The country’s parliament yesterday approved a contentious constitutional reform package that paves the way for the vote.

The decision marks a victory for Erdogan, a divisive but overall popular figure, who critics view as increasingly autocratic.

In an all-night session that ended early yesterday, politicians voted in favour of a set of amendments presented by the ruling party, founded by Erdogan.

The reform bill cleared the minimum threshold necessary to put the measures to a national referendum for final approval.

The vote took place with 488 parliamentarians in the 550-seat assembly in attendance, and 339 voted yes, 142 no, five cast empty ballots and two were ruled out as invalid.

Prime minister Binali Yildirim celebrated the result, saying the decision was now in the hands of the Turkish people, who would make the right choice.

“Don’t you ever doubt that the people will most certainly make the best decision regarding the constitutional reforms,” he said.

“Our people will head to the polls, will vote with their hearts and minds and make the best choice for Turkey.”

A public vote on the issue is expected as early as 26 March, and no later than mid-April, according to officials of the ruling Justice and Development Party, or AKP.

Opposition parties see the changes as a bid to cement the powers of Erdogan, who has established a de-facto presidential system since coming into the office in 2014.

Some complained that restrictions on the press and intense pressure to toe the line had left no space for them to air their views.

Kemal Kilicdaroglu, head of the opposition Republican People’s Party, condemned the outcome, saying parliament had “handed over its own authority” and “betrayed” its history.

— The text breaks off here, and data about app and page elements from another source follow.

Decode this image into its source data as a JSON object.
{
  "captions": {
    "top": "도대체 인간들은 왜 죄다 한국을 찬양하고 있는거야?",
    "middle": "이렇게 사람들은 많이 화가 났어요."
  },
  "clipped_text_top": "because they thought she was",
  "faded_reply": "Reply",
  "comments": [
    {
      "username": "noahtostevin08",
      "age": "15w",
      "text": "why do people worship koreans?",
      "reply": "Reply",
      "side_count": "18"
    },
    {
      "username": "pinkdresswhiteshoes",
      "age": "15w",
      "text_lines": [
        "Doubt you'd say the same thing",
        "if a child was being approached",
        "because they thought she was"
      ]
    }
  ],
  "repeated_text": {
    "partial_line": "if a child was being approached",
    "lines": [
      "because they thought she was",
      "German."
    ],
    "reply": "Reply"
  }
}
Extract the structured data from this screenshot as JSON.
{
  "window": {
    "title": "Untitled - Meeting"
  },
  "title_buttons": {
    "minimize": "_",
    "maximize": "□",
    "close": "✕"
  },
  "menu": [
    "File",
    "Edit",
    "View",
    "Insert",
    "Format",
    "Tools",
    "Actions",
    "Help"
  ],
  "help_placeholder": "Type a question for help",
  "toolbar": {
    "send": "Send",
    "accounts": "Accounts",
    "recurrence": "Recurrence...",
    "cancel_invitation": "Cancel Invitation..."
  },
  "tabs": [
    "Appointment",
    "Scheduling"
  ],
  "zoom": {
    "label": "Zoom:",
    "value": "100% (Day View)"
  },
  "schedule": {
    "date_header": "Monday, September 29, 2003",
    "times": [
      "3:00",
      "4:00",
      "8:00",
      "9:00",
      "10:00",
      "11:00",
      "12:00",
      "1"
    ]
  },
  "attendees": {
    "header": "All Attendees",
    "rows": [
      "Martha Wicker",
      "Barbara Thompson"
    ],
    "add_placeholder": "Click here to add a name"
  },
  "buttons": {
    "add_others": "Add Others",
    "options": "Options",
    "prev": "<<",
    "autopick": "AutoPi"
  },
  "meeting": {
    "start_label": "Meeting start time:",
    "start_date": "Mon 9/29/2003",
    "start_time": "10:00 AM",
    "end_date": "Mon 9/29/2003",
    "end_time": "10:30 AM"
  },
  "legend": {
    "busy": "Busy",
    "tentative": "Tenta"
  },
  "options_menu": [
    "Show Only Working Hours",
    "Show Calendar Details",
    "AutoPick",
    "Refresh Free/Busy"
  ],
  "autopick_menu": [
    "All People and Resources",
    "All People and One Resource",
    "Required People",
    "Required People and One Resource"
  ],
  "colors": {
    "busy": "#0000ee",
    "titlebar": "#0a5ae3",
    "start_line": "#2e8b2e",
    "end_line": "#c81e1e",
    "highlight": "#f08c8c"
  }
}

He vowed to lead a “struggle for democracy” to have the reforms rejected.